TASK PROMPT: Check every line of the data for the string "text" and copy the ones that have it.

Stored items
________

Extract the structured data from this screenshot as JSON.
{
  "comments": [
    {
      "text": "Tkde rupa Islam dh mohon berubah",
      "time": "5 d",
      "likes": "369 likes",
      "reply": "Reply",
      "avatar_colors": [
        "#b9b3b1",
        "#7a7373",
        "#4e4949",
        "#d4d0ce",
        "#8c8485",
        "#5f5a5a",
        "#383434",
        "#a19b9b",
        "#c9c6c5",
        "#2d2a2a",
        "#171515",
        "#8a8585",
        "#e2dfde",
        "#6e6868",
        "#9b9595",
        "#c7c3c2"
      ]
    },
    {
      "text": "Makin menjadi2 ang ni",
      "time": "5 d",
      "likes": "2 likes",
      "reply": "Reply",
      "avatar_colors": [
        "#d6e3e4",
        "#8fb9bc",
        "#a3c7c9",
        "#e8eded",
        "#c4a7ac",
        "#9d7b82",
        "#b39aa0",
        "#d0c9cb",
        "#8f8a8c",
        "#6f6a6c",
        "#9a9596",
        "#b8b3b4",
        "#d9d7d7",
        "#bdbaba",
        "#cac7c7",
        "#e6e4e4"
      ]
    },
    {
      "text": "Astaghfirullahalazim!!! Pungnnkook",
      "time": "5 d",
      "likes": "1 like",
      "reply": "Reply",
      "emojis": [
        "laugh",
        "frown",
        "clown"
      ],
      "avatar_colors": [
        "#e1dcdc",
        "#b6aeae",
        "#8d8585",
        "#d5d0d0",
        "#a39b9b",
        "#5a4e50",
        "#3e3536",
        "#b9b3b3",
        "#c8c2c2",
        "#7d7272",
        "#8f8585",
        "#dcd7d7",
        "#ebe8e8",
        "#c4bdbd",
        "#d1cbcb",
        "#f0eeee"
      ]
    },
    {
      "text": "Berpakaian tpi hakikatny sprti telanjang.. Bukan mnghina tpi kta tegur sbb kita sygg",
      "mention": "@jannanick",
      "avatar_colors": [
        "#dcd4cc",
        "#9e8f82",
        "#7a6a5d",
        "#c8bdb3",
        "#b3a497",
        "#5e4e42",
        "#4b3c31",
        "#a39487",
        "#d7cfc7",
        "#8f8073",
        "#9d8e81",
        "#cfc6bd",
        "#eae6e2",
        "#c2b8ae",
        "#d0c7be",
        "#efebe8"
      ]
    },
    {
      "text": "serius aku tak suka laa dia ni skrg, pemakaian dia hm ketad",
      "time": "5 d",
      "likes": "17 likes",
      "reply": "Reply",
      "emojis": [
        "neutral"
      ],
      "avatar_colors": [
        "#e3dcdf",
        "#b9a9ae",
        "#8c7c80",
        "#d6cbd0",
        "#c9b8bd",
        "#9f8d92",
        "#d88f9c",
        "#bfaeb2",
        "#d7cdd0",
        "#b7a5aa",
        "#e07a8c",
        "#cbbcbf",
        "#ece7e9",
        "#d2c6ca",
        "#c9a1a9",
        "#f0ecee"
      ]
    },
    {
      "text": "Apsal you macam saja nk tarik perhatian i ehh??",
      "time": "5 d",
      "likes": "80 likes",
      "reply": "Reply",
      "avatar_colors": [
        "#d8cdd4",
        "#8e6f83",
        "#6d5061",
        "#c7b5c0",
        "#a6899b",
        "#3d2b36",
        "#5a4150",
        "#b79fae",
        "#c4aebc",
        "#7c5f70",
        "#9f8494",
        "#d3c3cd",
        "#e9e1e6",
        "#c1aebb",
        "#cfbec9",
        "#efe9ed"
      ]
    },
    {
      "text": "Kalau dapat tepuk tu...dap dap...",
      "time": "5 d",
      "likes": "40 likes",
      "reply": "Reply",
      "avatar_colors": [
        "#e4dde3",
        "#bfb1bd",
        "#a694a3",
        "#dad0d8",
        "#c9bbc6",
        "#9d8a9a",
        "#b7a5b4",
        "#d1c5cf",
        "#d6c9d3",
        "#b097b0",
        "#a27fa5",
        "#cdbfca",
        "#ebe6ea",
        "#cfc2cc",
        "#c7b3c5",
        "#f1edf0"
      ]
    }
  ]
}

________

THE ANSWER:
      "text": "Tkde rupa Islam dh mohon berubah",
      "text": "Makin menjadi2 ang ni",
      "text": "Astaghfirullahalazim!!! Pungnnkook",
      "text": "Berpakaian tpi hakikatny sprti telanjang.. Bukan mnghina tpi kta tegur sbb kita sygg",
      "text": "serius aku tak suka laa dia ni skrg, pemakaian dia hm ketad",
      "text": "Apsal you macam saja nk tarik perhatian i ehh??",
      "text": "Kalau dapat tepuk tu...dap dap...",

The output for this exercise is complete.